- When you right-click a feature in the left side of the window, the menu has several commands that make it easy to work with features you have identified. For example, you can sort the features and remove unwanted ones from the window. Copy Record copies all the attributes of the feature you right-clicked.
- To change the primary display field for a layer, double-click the layer in the table of contents and click the Fields tab on the Layer Properties dialog box. The new field you specify will be used the next time you identify a feature from that layer.
- The <Selectable layers> option in the Identify window can be useful as your default because it restricts Identify to the same set of layers on which interactive selection operates. In this way, you can use the Selection tab in the table of contents or the Selection > Set Selectable Layers dialog box to specify exactly which layers you want to identify.
- If you want to display related data using the field properties (primary display field, field aliases, field visibility, and number formatting) of the table or layer that represent that related data in your map, right-click any entry in the tree on the left side of the Identify window and click Show Relates With Field Properties. If you access related data while this option is on and the related data is not in your map, the fields are listed in the usual way because there are no field properties available for Identify to use. If multiple layers represent the related data, you can choose which one to use to view the related data. This setting is stored in the registry, so it will be the default behavior every time you use the Identify tool. Simply uncheck the context menu entry to turn it off again.
- Click Selection on the main menu and click Options.
- Type a new selection tolerance. The default is 3 pixels.
- Click OK.
Changing the default layer of the Identify tool
- If you get the attributes of several features from the same layer, it means there are several features in that layer within the selection tolerance at the location you clicked. If you still get several features after making the tolerance smaller, it probably indicates that there are overlapping features in the layer at that location such as a number of point features at the same location.
- The selection tolerance is also used by other tools including the Select Features, Edit, and Hyperlink tools.
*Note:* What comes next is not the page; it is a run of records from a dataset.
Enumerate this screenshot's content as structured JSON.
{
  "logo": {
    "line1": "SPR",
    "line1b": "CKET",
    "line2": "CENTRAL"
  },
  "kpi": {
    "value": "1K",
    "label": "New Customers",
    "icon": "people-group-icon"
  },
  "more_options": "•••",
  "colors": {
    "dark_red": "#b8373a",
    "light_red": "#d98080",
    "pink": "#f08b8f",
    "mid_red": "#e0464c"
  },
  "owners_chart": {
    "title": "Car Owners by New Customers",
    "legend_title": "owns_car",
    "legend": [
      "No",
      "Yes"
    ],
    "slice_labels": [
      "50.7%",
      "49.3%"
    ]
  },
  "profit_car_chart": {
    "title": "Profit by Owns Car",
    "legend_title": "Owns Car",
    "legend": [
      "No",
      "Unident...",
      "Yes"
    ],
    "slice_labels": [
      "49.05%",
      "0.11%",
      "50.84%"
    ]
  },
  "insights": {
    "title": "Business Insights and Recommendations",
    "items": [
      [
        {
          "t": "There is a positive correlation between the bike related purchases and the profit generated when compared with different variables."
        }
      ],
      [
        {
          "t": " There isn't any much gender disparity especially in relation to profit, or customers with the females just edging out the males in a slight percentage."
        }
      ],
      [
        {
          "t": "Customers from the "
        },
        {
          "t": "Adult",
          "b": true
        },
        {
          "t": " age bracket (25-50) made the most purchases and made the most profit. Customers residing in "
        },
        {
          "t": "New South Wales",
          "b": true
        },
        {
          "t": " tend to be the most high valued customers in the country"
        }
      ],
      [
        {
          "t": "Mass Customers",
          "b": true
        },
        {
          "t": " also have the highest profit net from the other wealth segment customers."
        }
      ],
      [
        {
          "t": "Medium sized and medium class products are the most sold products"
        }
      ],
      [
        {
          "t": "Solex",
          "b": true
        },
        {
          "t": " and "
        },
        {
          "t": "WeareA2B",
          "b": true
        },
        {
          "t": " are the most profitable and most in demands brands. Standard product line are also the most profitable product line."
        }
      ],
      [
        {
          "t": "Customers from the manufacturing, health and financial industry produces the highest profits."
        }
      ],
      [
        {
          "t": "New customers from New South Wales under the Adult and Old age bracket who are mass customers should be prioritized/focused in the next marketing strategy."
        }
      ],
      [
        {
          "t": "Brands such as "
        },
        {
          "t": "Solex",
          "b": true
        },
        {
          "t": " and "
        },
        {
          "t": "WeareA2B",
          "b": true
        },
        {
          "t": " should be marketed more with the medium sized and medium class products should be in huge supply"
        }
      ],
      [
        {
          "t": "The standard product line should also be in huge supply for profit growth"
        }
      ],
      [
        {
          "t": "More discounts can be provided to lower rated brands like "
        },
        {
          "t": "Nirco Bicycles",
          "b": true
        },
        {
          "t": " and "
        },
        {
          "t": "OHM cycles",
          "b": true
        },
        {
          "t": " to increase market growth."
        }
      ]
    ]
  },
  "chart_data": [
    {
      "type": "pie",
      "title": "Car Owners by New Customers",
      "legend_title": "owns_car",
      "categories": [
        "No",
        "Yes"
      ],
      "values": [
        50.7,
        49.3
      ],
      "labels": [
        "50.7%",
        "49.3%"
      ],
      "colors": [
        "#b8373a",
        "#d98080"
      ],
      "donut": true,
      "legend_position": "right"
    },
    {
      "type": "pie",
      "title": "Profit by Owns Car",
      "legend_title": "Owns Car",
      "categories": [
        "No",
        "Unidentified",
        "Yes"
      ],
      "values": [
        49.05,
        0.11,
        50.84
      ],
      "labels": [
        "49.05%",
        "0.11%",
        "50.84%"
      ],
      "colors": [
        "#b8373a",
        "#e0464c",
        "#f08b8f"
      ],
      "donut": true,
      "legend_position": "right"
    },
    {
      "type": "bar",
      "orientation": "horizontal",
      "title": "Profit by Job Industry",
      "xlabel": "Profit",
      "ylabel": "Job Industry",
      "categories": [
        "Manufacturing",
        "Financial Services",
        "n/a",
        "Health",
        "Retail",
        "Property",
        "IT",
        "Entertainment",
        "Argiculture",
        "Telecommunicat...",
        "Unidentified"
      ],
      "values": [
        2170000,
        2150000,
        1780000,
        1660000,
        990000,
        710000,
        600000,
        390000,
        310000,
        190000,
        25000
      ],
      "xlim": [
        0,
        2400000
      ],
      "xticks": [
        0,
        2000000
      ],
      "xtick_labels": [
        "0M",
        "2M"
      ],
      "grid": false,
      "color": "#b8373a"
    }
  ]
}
This setting is stored in your map document.
- Click Tools on the main menu and click Options.
- Click the General tab.
- Click the Default Layer Option drop-down arrow and click the layer type you want to use.
- Click OK.
Changing the units of the x,y coordinates displayed
- ArcMap defaults to identifying from the topmost layer. You can change the default setting, which applies to ArcMap, ArcScene, and ArcGlobe (if you have the ArcGIS 3D Analyst extension), on the General tab of the Tools > Options dialog box. The default you choose won't always be reflected in the window launched by the Identify tool if you have already used this tool in your current session. This is because once you use the Identify tool in a session, the tool remembers which option you used for the duration of the session and doesn't normally revert to its default.
- On the right side of the Identify window, click the small arrow next to the location information.
- Click the units you want to use.
- If you want to type in an x,y coordinate and pan or zoom to that location or draw a point on the map there, use the Go To XY button on the Tools toolbar.